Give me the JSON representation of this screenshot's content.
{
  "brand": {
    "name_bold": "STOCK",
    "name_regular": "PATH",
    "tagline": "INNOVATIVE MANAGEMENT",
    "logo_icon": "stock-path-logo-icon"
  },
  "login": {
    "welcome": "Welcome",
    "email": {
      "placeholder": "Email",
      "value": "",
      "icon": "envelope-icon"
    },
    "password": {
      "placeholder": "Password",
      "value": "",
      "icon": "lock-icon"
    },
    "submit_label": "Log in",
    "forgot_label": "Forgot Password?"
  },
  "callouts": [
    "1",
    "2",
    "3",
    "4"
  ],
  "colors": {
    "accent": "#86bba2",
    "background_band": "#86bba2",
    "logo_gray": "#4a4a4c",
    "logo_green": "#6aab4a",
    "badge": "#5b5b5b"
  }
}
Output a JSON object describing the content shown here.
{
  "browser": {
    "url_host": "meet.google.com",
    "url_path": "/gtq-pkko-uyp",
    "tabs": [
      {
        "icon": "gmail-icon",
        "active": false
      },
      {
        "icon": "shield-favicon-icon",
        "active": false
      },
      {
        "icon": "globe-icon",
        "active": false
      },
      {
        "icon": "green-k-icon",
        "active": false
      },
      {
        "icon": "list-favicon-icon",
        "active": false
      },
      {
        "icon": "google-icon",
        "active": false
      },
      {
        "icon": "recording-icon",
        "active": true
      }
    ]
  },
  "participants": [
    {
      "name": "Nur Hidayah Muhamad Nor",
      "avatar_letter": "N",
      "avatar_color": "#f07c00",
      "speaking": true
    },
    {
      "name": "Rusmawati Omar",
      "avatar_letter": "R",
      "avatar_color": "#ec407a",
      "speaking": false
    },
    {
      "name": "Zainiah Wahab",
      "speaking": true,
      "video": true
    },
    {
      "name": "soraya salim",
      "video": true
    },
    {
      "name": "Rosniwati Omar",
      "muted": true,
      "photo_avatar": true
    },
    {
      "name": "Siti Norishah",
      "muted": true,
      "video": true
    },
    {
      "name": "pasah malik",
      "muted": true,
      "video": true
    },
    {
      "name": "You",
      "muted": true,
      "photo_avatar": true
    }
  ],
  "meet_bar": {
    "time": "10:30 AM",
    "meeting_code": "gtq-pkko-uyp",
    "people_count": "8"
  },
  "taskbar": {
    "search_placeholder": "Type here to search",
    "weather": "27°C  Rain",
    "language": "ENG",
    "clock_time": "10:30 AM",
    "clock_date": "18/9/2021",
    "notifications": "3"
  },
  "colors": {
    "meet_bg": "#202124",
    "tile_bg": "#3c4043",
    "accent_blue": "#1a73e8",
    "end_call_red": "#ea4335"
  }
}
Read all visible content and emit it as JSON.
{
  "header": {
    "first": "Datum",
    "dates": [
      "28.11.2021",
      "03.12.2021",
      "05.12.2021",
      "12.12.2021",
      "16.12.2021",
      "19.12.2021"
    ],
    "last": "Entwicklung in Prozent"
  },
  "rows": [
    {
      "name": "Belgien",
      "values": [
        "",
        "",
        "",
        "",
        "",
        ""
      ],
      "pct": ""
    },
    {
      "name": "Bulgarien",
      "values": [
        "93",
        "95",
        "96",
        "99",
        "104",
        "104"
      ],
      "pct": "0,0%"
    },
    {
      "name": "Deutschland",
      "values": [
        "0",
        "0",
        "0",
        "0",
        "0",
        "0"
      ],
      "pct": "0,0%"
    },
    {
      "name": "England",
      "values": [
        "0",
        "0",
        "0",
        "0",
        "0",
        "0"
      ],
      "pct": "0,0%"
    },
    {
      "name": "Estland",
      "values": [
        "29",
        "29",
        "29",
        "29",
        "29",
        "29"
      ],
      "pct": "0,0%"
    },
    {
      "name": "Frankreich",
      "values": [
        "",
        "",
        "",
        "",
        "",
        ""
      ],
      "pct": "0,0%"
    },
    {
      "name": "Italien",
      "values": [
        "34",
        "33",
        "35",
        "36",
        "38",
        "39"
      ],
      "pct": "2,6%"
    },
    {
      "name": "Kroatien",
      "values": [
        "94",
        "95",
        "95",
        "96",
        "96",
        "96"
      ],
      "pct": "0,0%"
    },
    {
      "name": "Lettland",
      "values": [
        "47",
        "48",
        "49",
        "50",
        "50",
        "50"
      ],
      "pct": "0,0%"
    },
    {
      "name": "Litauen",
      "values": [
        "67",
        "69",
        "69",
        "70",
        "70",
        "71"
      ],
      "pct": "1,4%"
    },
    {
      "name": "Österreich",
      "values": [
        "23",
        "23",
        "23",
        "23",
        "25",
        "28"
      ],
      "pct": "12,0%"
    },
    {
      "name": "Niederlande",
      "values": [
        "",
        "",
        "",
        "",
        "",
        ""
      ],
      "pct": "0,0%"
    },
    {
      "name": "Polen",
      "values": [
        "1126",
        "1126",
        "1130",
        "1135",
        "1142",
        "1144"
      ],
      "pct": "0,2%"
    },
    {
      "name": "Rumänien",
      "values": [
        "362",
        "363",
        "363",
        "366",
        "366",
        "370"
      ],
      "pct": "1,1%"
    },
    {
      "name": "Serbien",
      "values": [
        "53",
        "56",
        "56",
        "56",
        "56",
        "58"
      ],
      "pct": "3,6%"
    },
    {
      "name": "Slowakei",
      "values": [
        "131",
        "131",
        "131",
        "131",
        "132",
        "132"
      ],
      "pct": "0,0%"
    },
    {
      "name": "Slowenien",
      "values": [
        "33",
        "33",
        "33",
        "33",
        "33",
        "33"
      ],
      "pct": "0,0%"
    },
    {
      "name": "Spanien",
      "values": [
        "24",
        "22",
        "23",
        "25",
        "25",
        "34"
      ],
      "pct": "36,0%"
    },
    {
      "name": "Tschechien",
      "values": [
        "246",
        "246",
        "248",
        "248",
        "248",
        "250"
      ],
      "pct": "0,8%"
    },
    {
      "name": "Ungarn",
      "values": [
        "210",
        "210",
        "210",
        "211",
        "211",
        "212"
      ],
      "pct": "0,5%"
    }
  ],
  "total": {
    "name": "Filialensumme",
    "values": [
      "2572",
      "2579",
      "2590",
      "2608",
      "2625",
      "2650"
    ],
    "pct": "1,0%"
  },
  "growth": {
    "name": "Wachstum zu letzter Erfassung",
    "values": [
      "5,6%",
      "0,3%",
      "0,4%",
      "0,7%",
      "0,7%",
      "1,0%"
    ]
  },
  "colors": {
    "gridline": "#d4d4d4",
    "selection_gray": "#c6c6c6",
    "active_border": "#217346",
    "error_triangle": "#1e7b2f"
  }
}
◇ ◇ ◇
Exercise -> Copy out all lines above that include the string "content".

Result of this task ->
Give me the JSON representation of this screenshot's content.
Output a JSON object describing the content shown here.
Read all visible content and emit it as JSON.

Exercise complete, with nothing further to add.